Preventing these calamitous outcomes should be a high priority. But it is reasonable to ask whether prevention—in the form of outside intervention—will itself trigger some of these scenarios. Might it be better to let the current fighting take its course and not stir up the hornet's nest even more?
The answer is no. Left to its own, the Syrian rebellion may eventually succeed in bringing down the Assad regime, but the key to preventing these negative outcomes is speeding up the pace of change. A slow, grinding conflict in which the regime continues its merciless but ultimately futile whack-a-mole strategy is the most likely backdrop for these nightmare scenarios. In contrast, swift and decisive action to hasten Assad's departure is the best way to immunize against this set of terrifying outcomes. While Assad may unleash some of his fury in the face of assertive international action, chances are more likely that a clear display of resolve in support of the opposition is the key ingredient to fracturing his surprisingly resilient governing coalition and bringing the regime tumbling down.
Such resolve could include a mix of cyberwarfare, to interfere with Syrian government communications efforts; unmanned drones, to target key installations and weapons depots; air power, to establish and defend safe zones; and a manned element based in neighboring states, to execute a train and equip mission to support rebel forces.

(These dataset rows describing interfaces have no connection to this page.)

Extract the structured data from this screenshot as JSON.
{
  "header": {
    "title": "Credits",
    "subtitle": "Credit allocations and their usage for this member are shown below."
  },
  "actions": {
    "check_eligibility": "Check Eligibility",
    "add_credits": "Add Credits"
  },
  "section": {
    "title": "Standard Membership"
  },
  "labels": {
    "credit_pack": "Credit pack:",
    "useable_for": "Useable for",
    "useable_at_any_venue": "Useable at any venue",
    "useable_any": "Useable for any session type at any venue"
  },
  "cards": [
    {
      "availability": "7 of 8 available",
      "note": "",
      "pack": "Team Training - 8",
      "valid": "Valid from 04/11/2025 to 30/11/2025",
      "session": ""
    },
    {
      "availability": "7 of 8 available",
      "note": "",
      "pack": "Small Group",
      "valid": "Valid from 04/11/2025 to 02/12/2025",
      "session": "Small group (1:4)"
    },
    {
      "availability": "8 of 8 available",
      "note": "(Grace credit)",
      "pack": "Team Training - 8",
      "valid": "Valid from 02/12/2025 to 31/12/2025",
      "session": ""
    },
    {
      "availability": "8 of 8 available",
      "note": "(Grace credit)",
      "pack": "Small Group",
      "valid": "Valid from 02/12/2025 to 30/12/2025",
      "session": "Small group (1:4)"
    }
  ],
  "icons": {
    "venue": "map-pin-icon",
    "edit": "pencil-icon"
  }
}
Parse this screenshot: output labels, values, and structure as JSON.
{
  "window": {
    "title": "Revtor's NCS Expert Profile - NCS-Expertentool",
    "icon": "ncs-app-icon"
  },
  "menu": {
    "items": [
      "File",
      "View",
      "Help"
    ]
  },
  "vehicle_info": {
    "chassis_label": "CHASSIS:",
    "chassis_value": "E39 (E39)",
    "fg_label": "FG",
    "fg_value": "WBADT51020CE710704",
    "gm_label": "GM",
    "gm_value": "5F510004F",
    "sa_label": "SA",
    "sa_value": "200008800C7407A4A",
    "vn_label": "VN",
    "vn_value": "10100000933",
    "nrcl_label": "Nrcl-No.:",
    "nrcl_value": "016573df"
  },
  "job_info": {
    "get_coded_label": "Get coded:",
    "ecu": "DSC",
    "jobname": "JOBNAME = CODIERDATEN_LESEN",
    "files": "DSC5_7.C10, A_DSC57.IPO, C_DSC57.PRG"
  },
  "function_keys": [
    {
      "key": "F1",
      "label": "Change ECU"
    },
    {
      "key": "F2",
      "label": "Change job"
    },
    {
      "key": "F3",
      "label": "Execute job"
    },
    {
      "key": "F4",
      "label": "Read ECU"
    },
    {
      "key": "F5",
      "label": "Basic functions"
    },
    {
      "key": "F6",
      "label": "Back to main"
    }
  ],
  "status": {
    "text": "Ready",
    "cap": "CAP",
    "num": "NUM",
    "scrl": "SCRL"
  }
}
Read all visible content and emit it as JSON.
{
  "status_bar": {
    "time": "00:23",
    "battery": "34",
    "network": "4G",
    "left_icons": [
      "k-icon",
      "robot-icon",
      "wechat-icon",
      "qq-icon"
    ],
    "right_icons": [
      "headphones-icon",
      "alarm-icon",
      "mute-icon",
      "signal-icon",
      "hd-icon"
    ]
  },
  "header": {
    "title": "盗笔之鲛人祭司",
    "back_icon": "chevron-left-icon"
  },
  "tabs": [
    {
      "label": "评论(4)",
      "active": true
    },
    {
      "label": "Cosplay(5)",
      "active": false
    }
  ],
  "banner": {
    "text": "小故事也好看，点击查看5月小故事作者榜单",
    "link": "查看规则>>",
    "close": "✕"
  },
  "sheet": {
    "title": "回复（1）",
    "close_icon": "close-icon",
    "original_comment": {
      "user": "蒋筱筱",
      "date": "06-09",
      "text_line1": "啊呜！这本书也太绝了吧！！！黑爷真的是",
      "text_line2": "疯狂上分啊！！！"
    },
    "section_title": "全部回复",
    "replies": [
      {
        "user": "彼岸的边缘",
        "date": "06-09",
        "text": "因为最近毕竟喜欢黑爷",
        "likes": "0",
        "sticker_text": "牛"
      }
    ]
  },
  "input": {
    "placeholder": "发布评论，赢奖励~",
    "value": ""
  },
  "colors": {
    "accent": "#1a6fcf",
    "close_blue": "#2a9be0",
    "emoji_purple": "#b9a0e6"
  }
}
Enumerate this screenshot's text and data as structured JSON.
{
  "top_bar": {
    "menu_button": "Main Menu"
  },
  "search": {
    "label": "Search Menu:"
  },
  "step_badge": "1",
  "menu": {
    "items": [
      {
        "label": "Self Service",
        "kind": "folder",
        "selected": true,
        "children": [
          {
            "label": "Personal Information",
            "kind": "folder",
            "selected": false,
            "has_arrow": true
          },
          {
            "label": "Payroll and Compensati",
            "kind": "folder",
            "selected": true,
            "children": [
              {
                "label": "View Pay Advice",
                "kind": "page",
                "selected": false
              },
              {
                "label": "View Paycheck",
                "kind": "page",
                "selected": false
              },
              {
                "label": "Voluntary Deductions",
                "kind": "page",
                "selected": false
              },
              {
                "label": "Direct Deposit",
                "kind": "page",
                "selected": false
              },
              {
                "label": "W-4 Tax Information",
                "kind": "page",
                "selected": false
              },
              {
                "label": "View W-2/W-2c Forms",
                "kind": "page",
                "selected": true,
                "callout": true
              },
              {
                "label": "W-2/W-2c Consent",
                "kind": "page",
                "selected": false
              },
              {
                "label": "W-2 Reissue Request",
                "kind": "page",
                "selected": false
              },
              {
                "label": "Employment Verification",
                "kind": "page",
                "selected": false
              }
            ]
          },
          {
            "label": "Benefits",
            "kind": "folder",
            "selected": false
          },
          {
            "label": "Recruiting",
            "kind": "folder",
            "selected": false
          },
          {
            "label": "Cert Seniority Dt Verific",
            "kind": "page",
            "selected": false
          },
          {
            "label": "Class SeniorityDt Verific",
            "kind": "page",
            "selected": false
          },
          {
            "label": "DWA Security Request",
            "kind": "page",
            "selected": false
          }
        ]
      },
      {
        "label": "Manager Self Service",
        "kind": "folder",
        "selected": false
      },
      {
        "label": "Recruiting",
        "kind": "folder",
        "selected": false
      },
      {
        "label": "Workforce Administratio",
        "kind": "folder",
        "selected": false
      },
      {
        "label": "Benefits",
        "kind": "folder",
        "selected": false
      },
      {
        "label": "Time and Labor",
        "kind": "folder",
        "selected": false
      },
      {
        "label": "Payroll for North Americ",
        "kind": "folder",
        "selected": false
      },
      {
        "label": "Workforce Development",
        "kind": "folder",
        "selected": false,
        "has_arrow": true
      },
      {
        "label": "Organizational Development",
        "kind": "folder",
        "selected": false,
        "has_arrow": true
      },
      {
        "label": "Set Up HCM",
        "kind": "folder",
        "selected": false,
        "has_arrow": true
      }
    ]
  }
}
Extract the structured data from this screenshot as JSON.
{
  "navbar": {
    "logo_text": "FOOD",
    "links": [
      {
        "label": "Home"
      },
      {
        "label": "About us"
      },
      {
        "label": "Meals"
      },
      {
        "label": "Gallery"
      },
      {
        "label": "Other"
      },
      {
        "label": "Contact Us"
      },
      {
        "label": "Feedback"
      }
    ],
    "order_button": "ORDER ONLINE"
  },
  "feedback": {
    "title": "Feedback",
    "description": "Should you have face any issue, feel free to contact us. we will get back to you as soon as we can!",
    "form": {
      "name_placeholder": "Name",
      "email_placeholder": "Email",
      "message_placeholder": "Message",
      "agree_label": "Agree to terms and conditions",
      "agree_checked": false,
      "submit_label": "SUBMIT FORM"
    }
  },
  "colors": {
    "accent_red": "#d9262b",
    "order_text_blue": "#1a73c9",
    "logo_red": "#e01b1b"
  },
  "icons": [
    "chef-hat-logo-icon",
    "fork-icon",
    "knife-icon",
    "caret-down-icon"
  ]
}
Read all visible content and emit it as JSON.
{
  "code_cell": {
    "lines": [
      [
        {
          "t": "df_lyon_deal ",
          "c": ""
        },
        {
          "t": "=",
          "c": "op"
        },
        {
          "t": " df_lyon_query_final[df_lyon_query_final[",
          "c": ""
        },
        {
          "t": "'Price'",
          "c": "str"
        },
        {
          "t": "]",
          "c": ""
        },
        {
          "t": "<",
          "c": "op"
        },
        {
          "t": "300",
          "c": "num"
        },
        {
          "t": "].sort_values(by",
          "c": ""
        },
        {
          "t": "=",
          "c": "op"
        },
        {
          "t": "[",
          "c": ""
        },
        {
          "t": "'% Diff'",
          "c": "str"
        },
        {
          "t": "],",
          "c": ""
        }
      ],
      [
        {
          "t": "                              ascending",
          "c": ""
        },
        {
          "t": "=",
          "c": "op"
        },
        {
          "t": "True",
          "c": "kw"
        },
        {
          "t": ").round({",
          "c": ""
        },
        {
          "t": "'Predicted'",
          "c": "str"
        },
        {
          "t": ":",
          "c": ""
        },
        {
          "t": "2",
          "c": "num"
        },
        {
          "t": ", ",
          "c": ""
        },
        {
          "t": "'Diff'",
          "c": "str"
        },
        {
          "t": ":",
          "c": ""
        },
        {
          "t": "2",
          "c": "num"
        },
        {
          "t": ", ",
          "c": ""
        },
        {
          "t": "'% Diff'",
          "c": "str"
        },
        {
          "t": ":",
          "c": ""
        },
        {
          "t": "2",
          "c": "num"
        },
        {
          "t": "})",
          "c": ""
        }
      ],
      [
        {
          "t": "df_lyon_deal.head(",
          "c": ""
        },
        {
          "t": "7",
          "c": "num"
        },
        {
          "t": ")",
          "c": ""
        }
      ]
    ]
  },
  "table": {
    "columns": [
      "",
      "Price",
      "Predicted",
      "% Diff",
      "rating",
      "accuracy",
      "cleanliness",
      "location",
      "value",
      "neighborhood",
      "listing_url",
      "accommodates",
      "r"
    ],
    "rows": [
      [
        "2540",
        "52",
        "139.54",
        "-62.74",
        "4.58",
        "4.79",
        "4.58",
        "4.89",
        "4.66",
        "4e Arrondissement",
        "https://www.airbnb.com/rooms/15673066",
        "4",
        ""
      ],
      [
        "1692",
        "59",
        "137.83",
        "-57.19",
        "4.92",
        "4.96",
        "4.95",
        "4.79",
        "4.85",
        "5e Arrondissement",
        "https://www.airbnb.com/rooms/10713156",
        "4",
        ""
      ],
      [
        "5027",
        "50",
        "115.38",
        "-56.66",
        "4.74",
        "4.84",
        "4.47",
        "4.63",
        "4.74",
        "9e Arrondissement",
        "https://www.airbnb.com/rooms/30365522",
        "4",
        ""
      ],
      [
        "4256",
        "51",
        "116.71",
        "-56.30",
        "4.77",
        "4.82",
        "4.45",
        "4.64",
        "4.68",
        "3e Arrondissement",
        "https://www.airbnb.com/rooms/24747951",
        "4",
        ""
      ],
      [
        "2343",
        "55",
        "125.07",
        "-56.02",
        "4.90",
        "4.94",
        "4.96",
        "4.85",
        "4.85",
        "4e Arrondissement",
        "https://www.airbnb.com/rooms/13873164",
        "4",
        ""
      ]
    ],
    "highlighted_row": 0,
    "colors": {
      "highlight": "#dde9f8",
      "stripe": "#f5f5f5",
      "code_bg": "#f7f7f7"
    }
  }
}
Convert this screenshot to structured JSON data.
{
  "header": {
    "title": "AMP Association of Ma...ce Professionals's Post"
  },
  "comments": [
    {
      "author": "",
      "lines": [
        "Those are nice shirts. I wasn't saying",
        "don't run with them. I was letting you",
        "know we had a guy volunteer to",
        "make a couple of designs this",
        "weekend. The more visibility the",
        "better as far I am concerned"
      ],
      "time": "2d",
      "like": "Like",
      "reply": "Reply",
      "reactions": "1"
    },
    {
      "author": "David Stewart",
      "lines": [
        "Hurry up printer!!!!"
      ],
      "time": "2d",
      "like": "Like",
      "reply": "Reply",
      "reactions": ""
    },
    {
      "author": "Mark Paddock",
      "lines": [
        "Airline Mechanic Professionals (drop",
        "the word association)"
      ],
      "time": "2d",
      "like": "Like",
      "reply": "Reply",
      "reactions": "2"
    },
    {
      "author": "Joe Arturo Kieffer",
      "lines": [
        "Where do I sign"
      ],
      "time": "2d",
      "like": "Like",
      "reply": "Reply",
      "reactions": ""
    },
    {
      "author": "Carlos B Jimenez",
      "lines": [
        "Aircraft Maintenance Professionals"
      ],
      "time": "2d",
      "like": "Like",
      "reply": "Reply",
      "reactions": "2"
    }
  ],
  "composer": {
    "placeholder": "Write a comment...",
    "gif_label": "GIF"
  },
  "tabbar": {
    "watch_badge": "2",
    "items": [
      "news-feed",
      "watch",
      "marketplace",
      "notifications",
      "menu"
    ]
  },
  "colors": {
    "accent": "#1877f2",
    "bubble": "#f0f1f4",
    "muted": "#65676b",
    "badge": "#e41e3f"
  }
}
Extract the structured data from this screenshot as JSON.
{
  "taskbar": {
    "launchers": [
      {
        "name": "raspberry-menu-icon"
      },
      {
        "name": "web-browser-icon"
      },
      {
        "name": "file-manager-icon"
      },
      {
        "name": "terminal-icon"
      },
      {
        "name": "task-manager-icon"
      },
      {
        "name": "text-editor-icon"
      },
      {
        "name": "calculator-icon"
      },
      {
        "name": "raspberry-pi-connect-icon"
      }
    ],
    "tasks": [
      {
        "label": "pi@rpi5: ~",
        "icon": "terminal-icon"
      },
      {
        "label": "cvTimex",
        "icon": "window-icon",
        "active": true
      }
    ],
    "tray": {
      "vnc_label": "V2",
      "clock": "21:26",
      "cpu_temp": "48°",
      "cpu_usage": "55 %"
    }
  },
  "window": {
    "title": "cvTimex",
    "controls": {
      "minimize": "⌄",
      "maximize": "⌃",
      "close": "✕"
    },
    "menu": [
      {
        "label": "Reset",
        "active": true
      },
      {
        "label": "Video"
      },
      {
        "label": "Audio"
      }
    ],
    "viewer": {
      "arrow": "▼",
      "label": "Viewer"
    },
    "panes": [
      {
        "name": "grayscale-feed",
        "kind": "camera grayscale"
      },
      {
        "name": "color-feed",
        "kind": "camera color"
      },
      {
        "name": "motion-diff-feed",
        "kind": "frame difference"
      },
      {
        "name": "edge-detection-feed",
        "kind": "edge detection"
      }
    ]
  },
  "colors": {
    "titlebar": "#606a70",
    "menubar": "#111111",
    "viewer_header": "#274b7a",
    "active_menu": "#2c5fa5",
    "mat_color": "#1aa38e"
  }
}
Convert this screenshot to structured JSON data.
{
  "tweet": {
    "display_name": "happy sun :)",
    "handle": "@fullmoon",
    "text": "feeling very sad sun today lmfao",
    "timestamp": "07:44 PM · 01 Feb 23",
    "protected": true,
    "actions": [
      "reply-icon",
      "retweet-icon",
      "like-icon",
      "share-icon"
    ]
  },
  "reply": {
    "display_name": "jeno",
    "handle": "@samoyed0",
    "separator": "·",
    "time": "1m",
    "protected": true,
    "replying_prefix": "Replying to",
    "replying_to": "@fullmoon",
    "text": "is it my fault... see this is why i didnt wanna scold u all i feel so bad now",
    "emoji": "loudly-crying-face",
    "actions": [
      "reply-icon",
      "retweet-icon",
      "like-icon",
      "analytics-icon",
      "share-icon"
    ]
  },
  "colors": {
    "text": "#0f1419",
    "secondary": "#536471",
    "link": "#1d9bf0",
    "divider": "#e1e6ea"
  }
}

At the same time, it is essential that the United States, teamed with Arab, Turkish and other allies, inject urgency and energy into the task of upgrading the cohesion and message of the Syrian political opposition, so that there is a clear answer to the important question of what comes in the wake of Assad's demise.
Even with all-out effort, a dose of realism is warranted. Syria is going to be a mess for years to come; a peaceful, inclusive, representative Syria anytime soon—one hesitates even to use the word "democratic"—is a fantasy. In a post-Assad world, inter-ethnic reconciliation will be an uphill battle and the inclusion of some Islamists in a successor government is—regrettably, in my view—a necessary fact of Syrian life. Still, policymaking is often accepting bad outcomes when the alternatives are worse, especially when the worse outcomes have the potential to wreak havoc on American interests.
Beyond the humanitarian disaster that Syria has become, the strategic damage that could result from the nightmare scenarios that could transpire in Syria should concentrate the minds of U.S. strategists. If it takes American-led intervention to prevent them, then that is where discussion of U.S. policy should begin. Time is not an ally.
Robert Satloff is the executive director of The Washington Institute for Near East Policy.